It was late in his tenure at Yale that Fenn conducted the research leading to his development of electrospray ionization mass spectrometry. At the time of his research, mass spectrometry could not effectively be used to analyze the chemical make-up of large molecules, such as proteins, which previously could not be ionized. In 1988, Fenn demonstrated that when a test sample is sprayed with an electrical field, small charged droplets are formed. When the water evaporates, ions in gaseous form remain, which allows large molecules to be accurately analyzed via mass spectrometry. Due to this technological breakthrough, electrospray ionization mass spectrometry is now a commonly used technique for analyzing large molecules and liquid chromatography-tandem mass spectrometry.
When Fenn reached Yale’s mandatory retirement age of seventy in 1987, he found himself limited in regard to both lab space and resources. In response to this, he relocated to Virginia Commonwealth University (VCU) in Richmond, Virginia in 1994. At VCU, Fenn held joint professorships in the Department of Chemistry (analytic chemistry) and the newly formed Department of Engineering (chemical and life science engineering). It was while serving at VCU that he was named a co-recipient of the 2002 Nobel Prize in Chemistry for his work on electrospray ionization mass spectrometry, which he shared with Koichi Tanaka and Kurt Wuthrich. He remained at VCU until his death.
Although Fenn’s final years were crowned by his shared Nobel Prize in Chemistry, they were also darkened by the death of his first wife Margaret Wilson (Maggie) Fenn while he was on a working holiday in New Zealand. He also became embroiled in a bitter legal dispute with Yale University and a former graduate student over patents relating to electrospray ionization mass spectrometry technology.
Over the course of his career, John B. Fenn was the recipient of a number awards for his contributions to science, which include the following:
- American Society for Mass Spectrometry – Award for Distinguished Contributions in Mass Spectrometry - 1992
- International Society of Mass Spectrometry - Thomson Medal - 2000
- Nobel Prize in Chemistry (Shared with Koichi Tanaka and Kurt Wuthrich) - 2002
- Yale Graduate School Alumni Association – Wilbur Cross Medal - 2003
He was an active member of several professional organizations, which include the following:
- American Chemical Society
- American Society for Mass Spectrometry
- Sigma Chi
- National Academy of Sciences
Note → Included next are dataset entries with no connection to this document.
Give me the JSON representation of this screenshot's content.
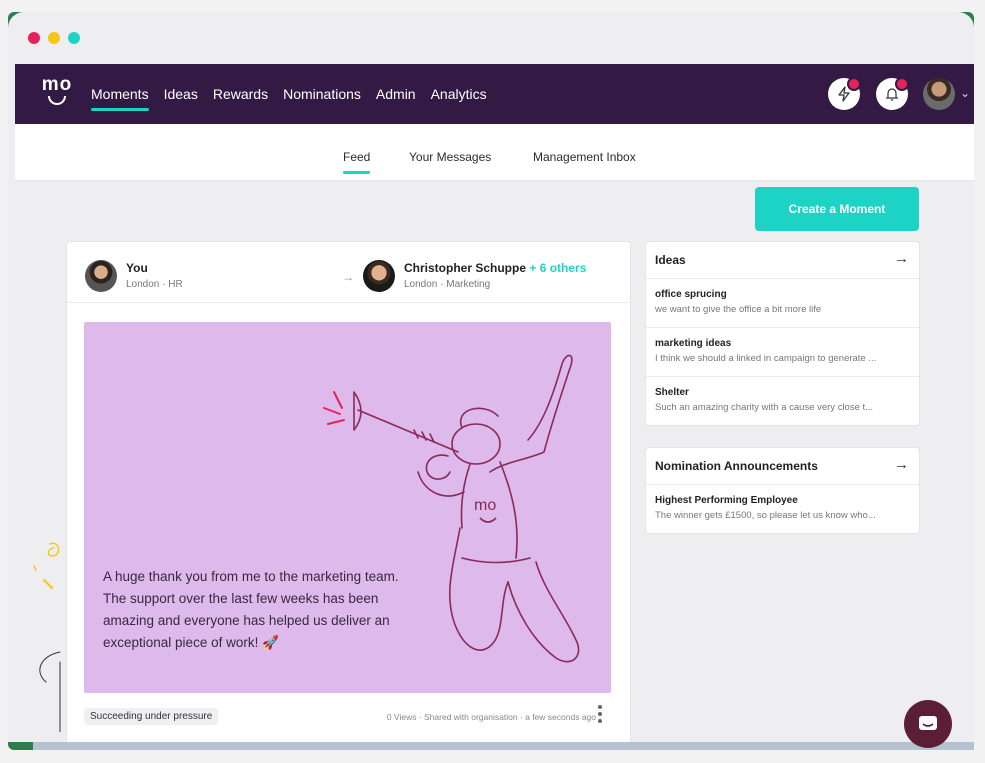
{
  "window": {
    "traffic_colors": [
      "#e6225a",
      "#f5c518",
      "#1dd3c6"
    ]
  },
  "brand": {
    "logo_text": "mo",
    "accent": "#1dd3c6",
    "nav_bg": "#331a45"
  },
  "nav": {
    "links": [
      "Moments",
      "Ideas",
      "Rewards",
      "Nominations",
      "Admin",
      "Analytics"
    ],
    "active": "Moments"
  },
  "subnav": {
    "tabs": [
      "Feed",
      "Your Messages",
      "Management Inbox"
    ],
    "active": "Feed"
  },
  "actions": {
    "create_label": "Create a Moment"
  },
  "post": {
    "from_name": "You",
    "from_meta": "London · HR",
    "to_name": "Christopher Schuppe",
    "to_others": "+ 6 others",
    "to_meta": "London · Marketing",
    "card_text": "A huge thank you from me to the marketing team. The support over the last few weeks has been amazing and everyone has helped us deliver an exceptional piece of work! 🚀",
    "card_color": "#ddb9ec",
    "tag": "Succeeding under pressure",
    "meta": "0 Views · Shared with organisation · a few seconds ago"
  },
  "ideas_panel": {
    "title": "Ideas",
    "items": [
      {
        "title": "office sprucing",
        "desc": "we want to give the office a bit more life"
      },
      {
        "title": "marketing ideas",
        "desc": "I think we should a linked in campaign to generate ..."
      },
      {
        "title": "Shelter",
        "desc": "Such an amazing charity with a cause very close t..."
      }
    ]
  },
  "nominations_panel": {
    "title": "Nomination Announcements",
    "items": [
      {
        "title": "Highest Performing Employee",
        "desc": "The winner gets £1500, so please let us know who..."
      }
    ]
  }
}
Fenn presented speeches and papers at a number of scientific conferences and symposia. He was also the author of a number of scientific journal articles. He was awarded several patents over the course of his career.
John B. Fenn passed away on December 10, 2010. He was survived by his second wife Frederica Fenn, two daughters, and a son.
Noble Prize Website - https://www.nobelprize.org/prizes/chemistry/2002/fenn/facts/ Papers of John B. Fenn, Science History Institute Archives, Philadelphia, Pennsylvania.
26.6 Linear Feet (20 Boxes)
Language of Materials
Biographical materials, correspondence, scientific files, research files, professional files, patent files, and legal files of American analytical chemist and Nobel laureate John B. Fenn.
The Papers of John B. Fenn were donated to the Science History Institute (formerly the Chemical Heritage Foundation) by John B. Fenn in 2012.
The Papers of John B. Fenn were processed by Andrew Mangravite in 2014.
- Papers of John B. Fenn
- Finding aid created by Andrew Mangravite and encoded into EAD by Kenton G. Jaehnig.
- Description rules
- Describing Archives: A Content Standard
- Language of description
- Script of description
- 2020 and 2021: Finding aid revised by Kenton G. Jaehnig